▶ **WHAT YOU HAVE TO DO**
Give the number of lines in the material below that include "toán", and write nothing else.

▶ **PROVIDED MATERIAL**
--- --- ---

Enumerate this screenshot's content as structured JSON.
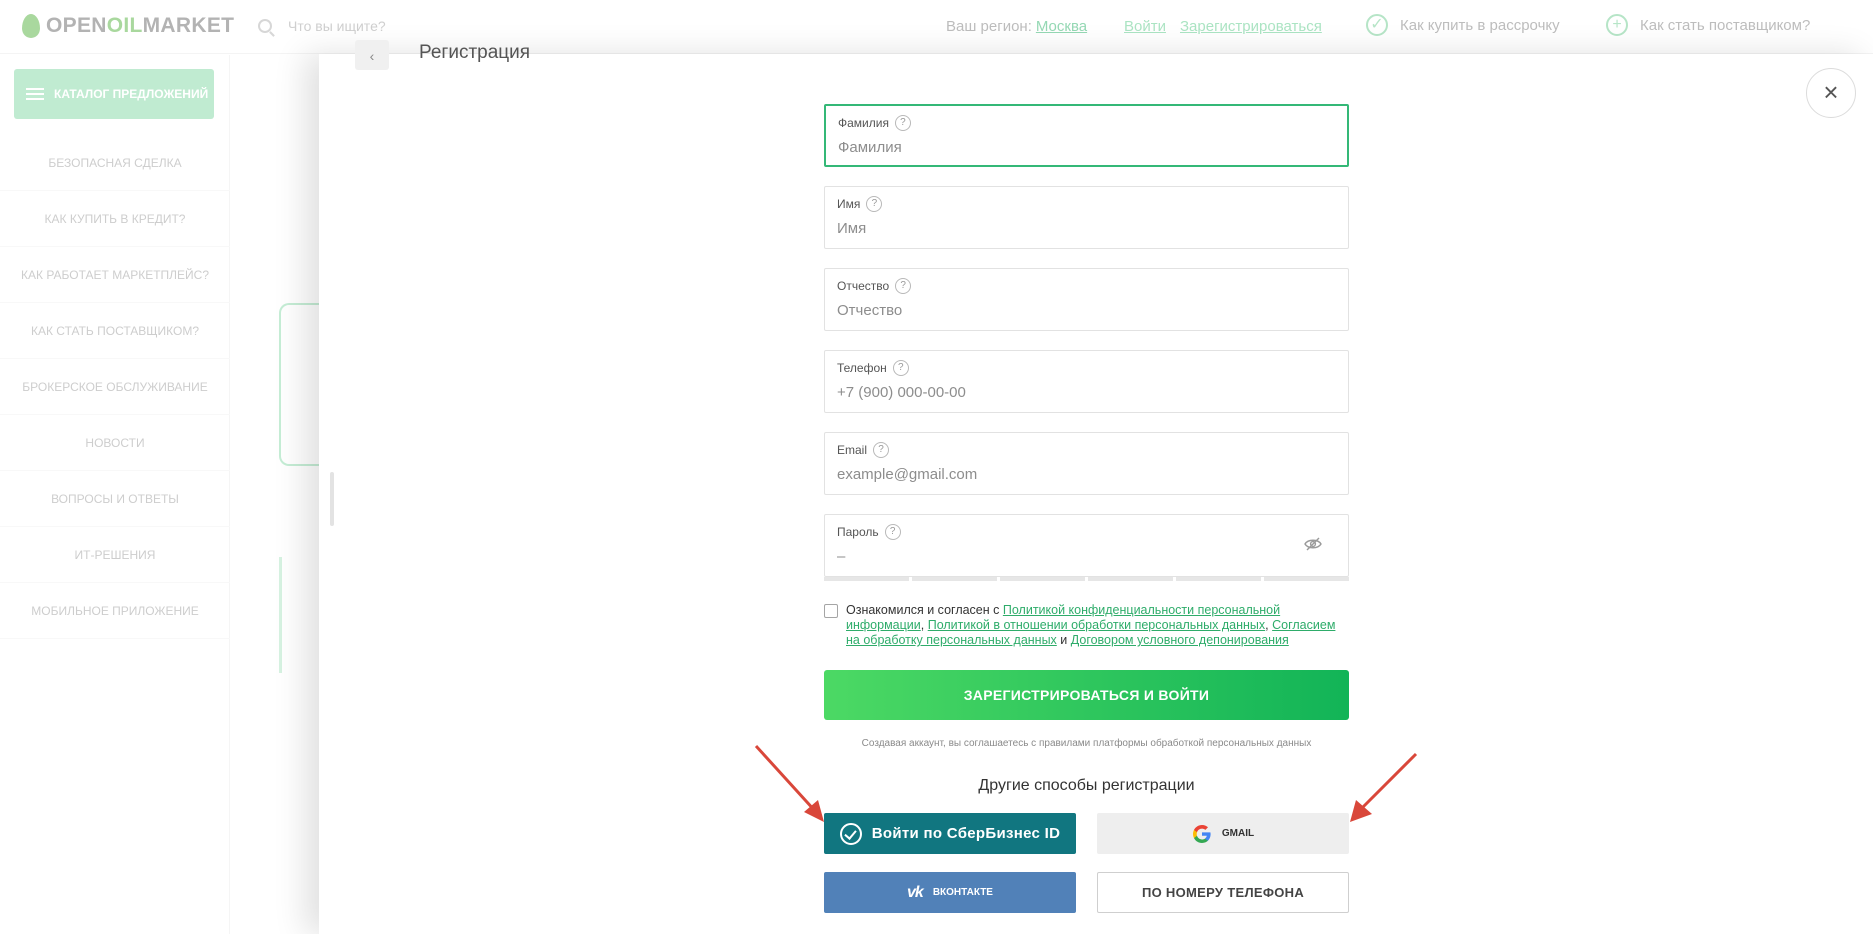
{
  "header": {
    "logo_open": "OPEN",
    "logo_oil": "OIL",
    "logo_market": "MARKET",
    "search_placeholder": "Что вы ищите?",
    "region_label": "Ваш регион:",
    "region_value": "Москва",
    "login_link": "Войти",
    "register_link": "Зарегистрироваться",
    "nav_installments": "Как купить в рассрочку",
    "nav_supplier": "Как стать поставщиком?"
  },
  "sidebar": {
    "catalog_button": "КАТАЛОГ ПРЕДЛОЖЕНИЙ",
    "items": [
      {
        "label": "БЕЗОПАСНАЯ СДЕЛКА"
      },
      {
        "label": "КАК КУПИТЬ В КРЕДИТ?"
      },
      {
        "label": "КАК РАБОТАЕТ МАРКЕТПЛЕЙС?"
      },
      {
        "label": "КАК СТАТЬ ПОСТАВЩИКОМ?"
      },
      {
        "label": "БРОКЕРСКОЕ ОБСЛУЖИВАНИЕ"
      },
      {
        "label": "НОВОСТИ"
      },
      {
        "label": "ВОПРОСЫ И ОТВЕТЫ"
      },
      {
        "label": "ИТ-РЕШЕНИЯ"
      },
      {
        "label": "МОБИЛЬНОЕ ПРИЛОЖЕНИЕ"
      }
    ]
  },
  "modal": {
    "title": "Регистрация",
    "fields": {
      "lastname": {
        "label": "Фамилия",
        "placeholder": "Фамилия",
        "value": ""
      },
      "firstname": {
        "label": "Имя",
        "placeholder": "Имя",
        "value": ""
      },
      "patronymic": {
        "label": "Отчество",
        "placeholder": "Отчество",
        "value": ""
      },
      "phone": {
        "label": "Телефон",
        "placeholder": "+7 (900) 000-00-00",
        "value": ""
      },
      "email": {
        "label": "Email",
        "placeholder": "example@gmail.com",
        "value": ""
      },
      "password": {
        "label": "Пароль",
        "placeholder": "–",
        "value": ""
      }
    },
    "consent": {
      "prefix": "Ознакомился и согласен с",
      "link_privacy": "Политикой конфиденциальности персональной информации",
      "sep1": ",",
      "link_processing": "Политикой в отношении обработки персональных данных",
      "sep2": ",",
      "link_agreement": "Согласием на обработку персональных данных",
      "and": "и",
      "link_deposit": "Договором условного депонирования"
    },
    "submit_label": "ЗАРЕГИСТРИРОВАТЬСЯ И ВОЙТИ",
    "note": "Создавая аккаунт, вы соглашаетесь с правилами платформы обработкой персональных данных",
    "other_title": "Другие способы регистрации",
    "sber_label": "Войти по СберБизнес ID",
    "gmail_label": "GMAIL",
    "vk_label": "ВКОНТАКТЕ",
    "phone_label": "ПО НОМЕРУ ТЕЛЕФОНА"
  },
  "colors": {
    "brand_green": "#34b877",
    "sber_teal": "#117680",
    "vk_blue": "#5181b8",
    "annotation_red": "#d9473a"
  }
}
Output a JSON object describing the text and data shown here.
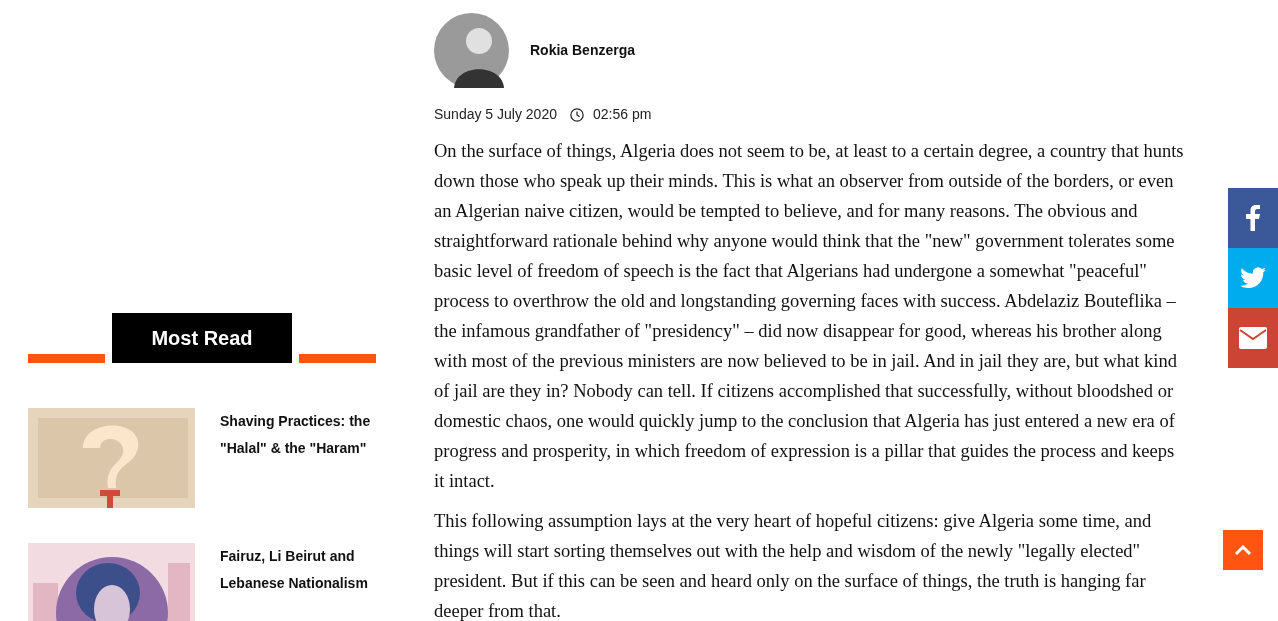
{
  "sidebar": {
    "heading": "Most Read",
    "items": [
      {
        "title": "Shaving Practices: the \"Halal\" & the \"Haram\"",
        "kind": "picture"
      },
      {
        "title": "Fairuz, Li Beirut and Lebanese Nationalism",
        "kind": "picture"
      }
    ]
  },
  "article": {
    "author": "Rokia Benzerga",
    "date": "Sunday 5 July 2020",
    "time": "02:56 pm",
    "paragraphs": [
      "On the surface of things, Algeria does not seem to be, at least to a certain degree, a country that hunts down those who speak up their minds. This is what an observer from outside of the borders, or even an Algerian naive citizen, would be tempted to believe, and for many reasons. The obvious and straightforward rationale behind why anyone would think that the \"new\" government tolerates some basic level of freedom of speech is the fact that Algerians had undergone a somewhat \"peaceful\" process to overthrow the old and longstanding governing faces with success. Abdelaziz Bouteflika – the infamous grandfather of \"presidency\" – did now disappear for good, whereas his brother along with most of the previous ministers are now believed to be in jail. And in jail they are, but what kind of jail are they in? Nobody can tell. If citizens accomplished that successfully, without bloodshed or domestic chaos, one would quickly jump to the conclusion that Algeria has just entered a new era of progress and prosperity, in which freedom of expression is a pillar that guides the process and keeps it intact.",
      "This following assumption lays at the very heart of hopeful citizens: give Algeria some time, and things will start sorting themselves out with the help and wisdom of the newly \"legally elected\" president. But if this can be seen and heard only on the surface of things, the truth is hanging far deeper from that."
    ]
  },
  "share_buttons": [
    {
      "kind": "facebook"
    },
    {
      "kind": "twitter"
    },
    {
      "kind": "email"
    }
  ]
}
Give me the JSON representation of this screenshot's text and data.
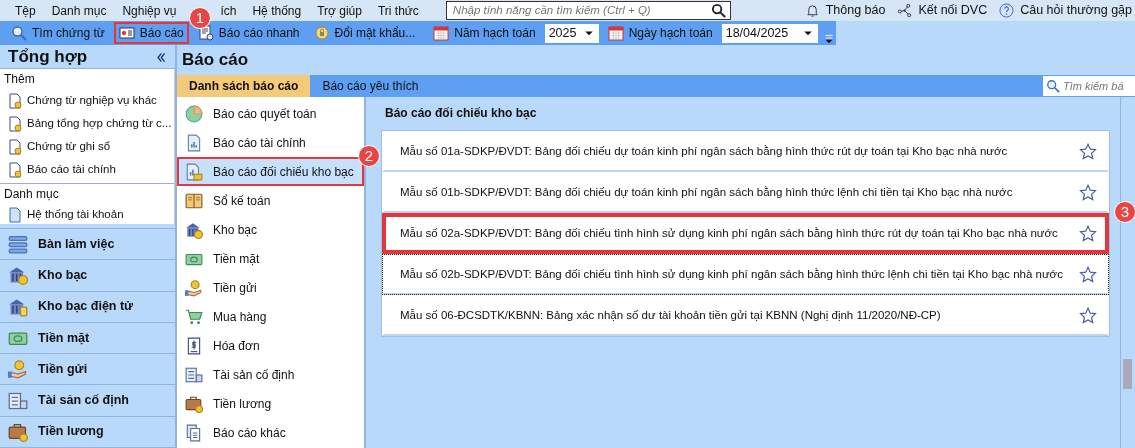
{
  "menu": [
    "Tệp",
    "Danh mục",
    "Nghiệp vụ",
    "ích",
    "Hệ thống",
    "Trợ giúp",
    "Tri thức"
  ],
  "global_search": {
    "placeholder": "Nhập tính năng cần tìm kiếm (Ctrl + Q)"
  },
  "top_links": [
    "Thông báo",
    "Kết nối DVC",
    "Câu hỏi thường gặp"
  ],
  "toolbar": {
    "buttons": [
      {
        "label": "Tìm chứng từ",
        "highlighted": false
      },
      {
        "label": "Báo cáo",
        "highlighted": true,
        "callout": "1"
      },
      {
        "label": "Báo cáo nhanh",
        "highlighted": false
      },
      {
        "label": "Đổi mật khẩu...",
        "highlighted": false
      }
    ],
    "year": {
      "label": "Năm hạch toán",
      "value": "2025"
    },
    "date": {
      "label": "Ngày hạch toán",
      "value": "18/04/2025"
    }
  },
  "sidebar": {
    "title": "Tổng hợp",
    "sections": [
      {
        "title": "Thêm",
        "items": [
          "Chứng từ nghiệp vụ khác",
          "Bảng tổng hợp chứng từ c...",
          "Chứng từ ghi sổ",
          "Báo cáo tài chính"
        ]
      },
      {
        "title": "Danh mục",
        "items": [
          "Hệ thống tài khoản"
        ]
      }
    ],
    "nav": [
      "Bàn làm việc",
      "Kho bạc",
      "Kho bạc điện tử",
      "Tiền mặt",
      "Tiền gửi",
      "Tài sản cố định",
      "Tiền lương"
    ]
  },
  "main": {
    "title": "Báo cáo",
    "tabs": [
      {
        "label": "Danh sách báo cáo",
        "selected": true
      },
      {
        "label": "Báo cáo yêu thích",
        "selected": false
      }
    ],
    "search": {
      "placeholder": "Tìm kiếm bá"
    },
    "categories": [
      {
        "label": "Báo cáo quyết toán",
        "selected": false
      },
      {
        "label": "Báo cáo tài chính",
        "selected": false
      },
      {
        "label": "Báo cáo đối chiếu kho bạc",
        "selected": true,
        "highlighted": true,
        "callout": "2"
      },
      {
        "label": "Sổ kế toán",
        "selected": false
      },
      {
        "label": "Kho bạc",
        "selected": false
      },
      {
        "label": "Tiền mặt",
        "selected": false
      },
      {
        "label": "Tiền gửi",
        "selected": false
      },
      {
        "label": "Mua hàng",
        "selected": false
      },
      {
        "label": "Hóa đơn",
        "selected": false
      },
      {
        "label": "Tài sản cố định",
        "selected": false
      },
      {
        "label": "Tiền lương",
        "selected": false
      },
      {
        "label": "Báo cáo khác",
        "selected": false
      }
    ],
    "group_title": "Báo cáo đối chiếu kho bạc",
    "reports": [
      {
        "label": "Mẫu số 01a-SDKP/ĐVDT: Bảng đối chiếu dự toán kinh phí ngân sách bằng hình thức rút dự toán tại Kho bạc nhà nước",
        "favorite": false,
        "focused": false,
        "highlighted": false
      },
      {
        "label": "Mẫu số 01b-SDKP/ĐVDT: Bảng đối chiếu dự toán kinh phí ngân sách bằng hình thức lệnh chi tiền tại Kho bạc nhà nước",
        "favorite": false,
        "focused": false,
        "highlighted": false
      },
      {
        "label": "Mẫu số 02a-SDKP/ĐVDT: Bảng đối chiếu tình hình sử dụng kinh phí ngân sách bằng hình thức rút dự toán tại Kho bạc nhà nước",
        "favorite": false,
        "focused": false,
        "highlighted": true,
        "callout": "3"
      },
      {
        "label": "Mẫu số 02b-SDKP/ĐVDT: Bảng đối chiếu tình hình sử dụng kinh phí ngân sách bằng hình thức lệnh chi tiền tại Kho bạc nhà nước",
        "favorite": false,
        "focused": true,
        "highlighted": false
      },
      {
        "label": "Mẫu số 06-ĐCSDTK/KBNN: Bảng xác nhận số dư tài khoản tiền gửi tại KBNN (Nghị định 11/2020/NĐ-CP)",
        "favorite": false,
        "focused": false,
        "highlighted": false
      }
    ]
  }
}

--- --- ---

▶ **REPLY**
7